August 15, 2012 (JUBA) - Senior members of South Sudan’s governing Sudan People’s Liberation Movement (SPLM) said on Wednesday that the nation would not submit to the alleged provocations of elements within the government of neighbouring Sudan, warmongering over the disputed border region of Abyei.
- A father tends to his son in a looted hospital, Abyei, 2009 (Reuters)
“We do not believe in violence as a substitute to resolving conflict. This is not in the interests of the two countries.
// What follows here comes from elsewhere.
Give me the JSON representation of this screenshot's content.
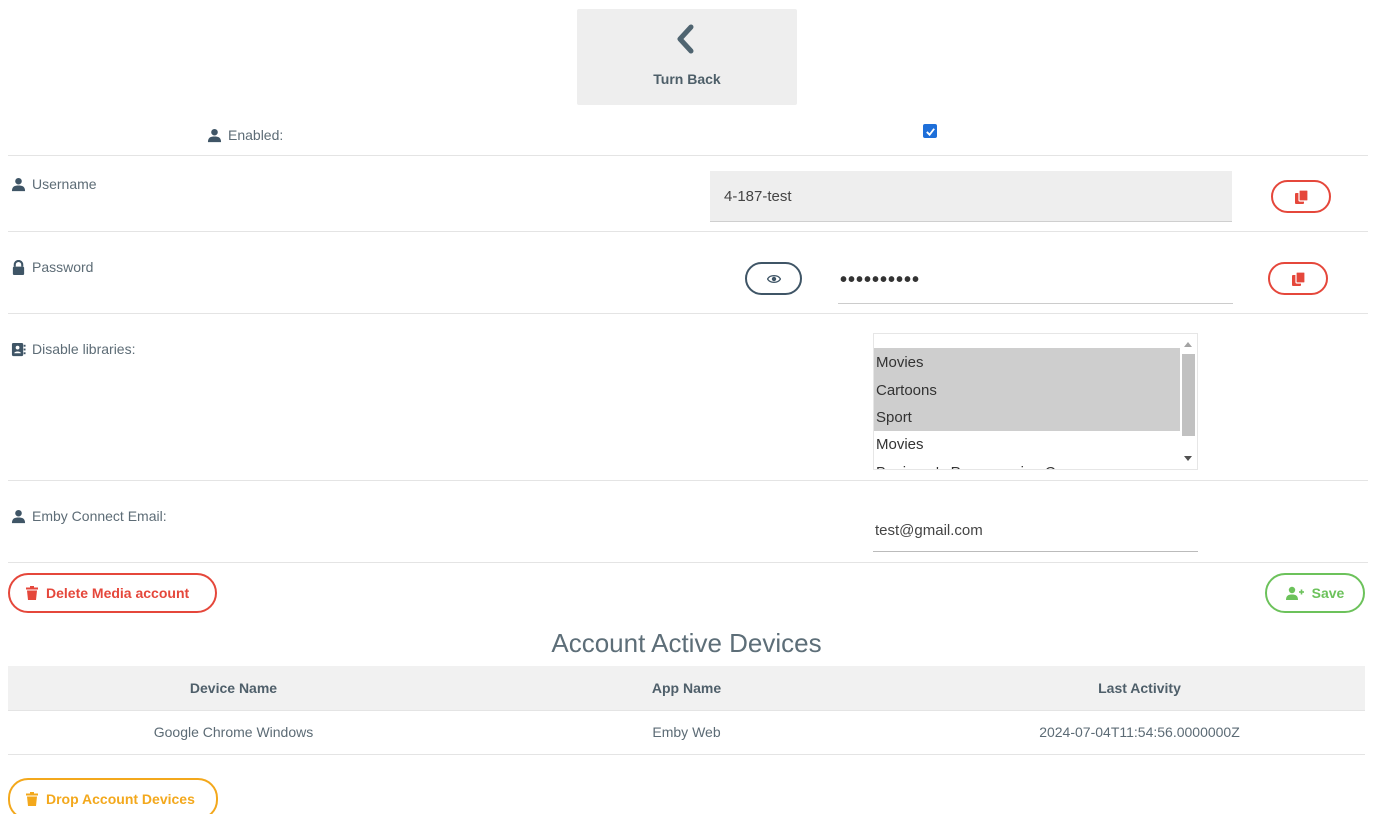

We have always acted in self-defence because there is no way you can allow yourself to be killed if there is a way you can protect yourself,” the deputy speaker the South Sudan National Legislative Assembly, Daniel Awet Akot, said on Wednesday.
Akot said that even if the current round of talks between Juba and Khartoum fail, war is not inevitable, citing the successful signing of a recent deal on oil wealth sharing.
Abyei lies on the border between the two nations. It was occupied by the Sudanese army (SAF) in May 2011 after its troops came under attack by southern forces. Later in June, Sudan and South Sudan signed an agreement stipulating the immediate withdrawal of their troops from the region, the deployment of UN Ethiopian peacekeepers and establishment of joint administrative and legislative bodies in the region.
The region’s status was supposed to be determined via a referendum scheduled to take place in January last year but the vote stalled after Sudanese and South Sudanese leaders failed to agree on whether the traditionally pro-Khartoum Misseria nomads, who are in the region seasonally to graze their cattle, should be allowed to vote.
Although both Juba and Khartoum has officially removed their troops from the region, there are allegations that clandestine security forces remain there.
Akot was speaking from Juba international airport upon arrival of the speaker of the National Legislative Assembly, James Wani Igga, from an international forum in the US.
Igga said he had briefed speakers from different countries on the situation in South Sudan with regards to the plight of its citizens and diplomatic efforts being to resolve the dispute with Khartoum.
"Much as it is a well-known fact that the Abyei belongs to Dinka Ngok, we will engage Sudanese government in peaceful dialogue to resolve our differences diplomatically and amicably," said Igga.
Igga said he backs president Salva Kiir’s planned talks with the president of Sudan, Omar al-Bashir in Addis Ababa on September 22.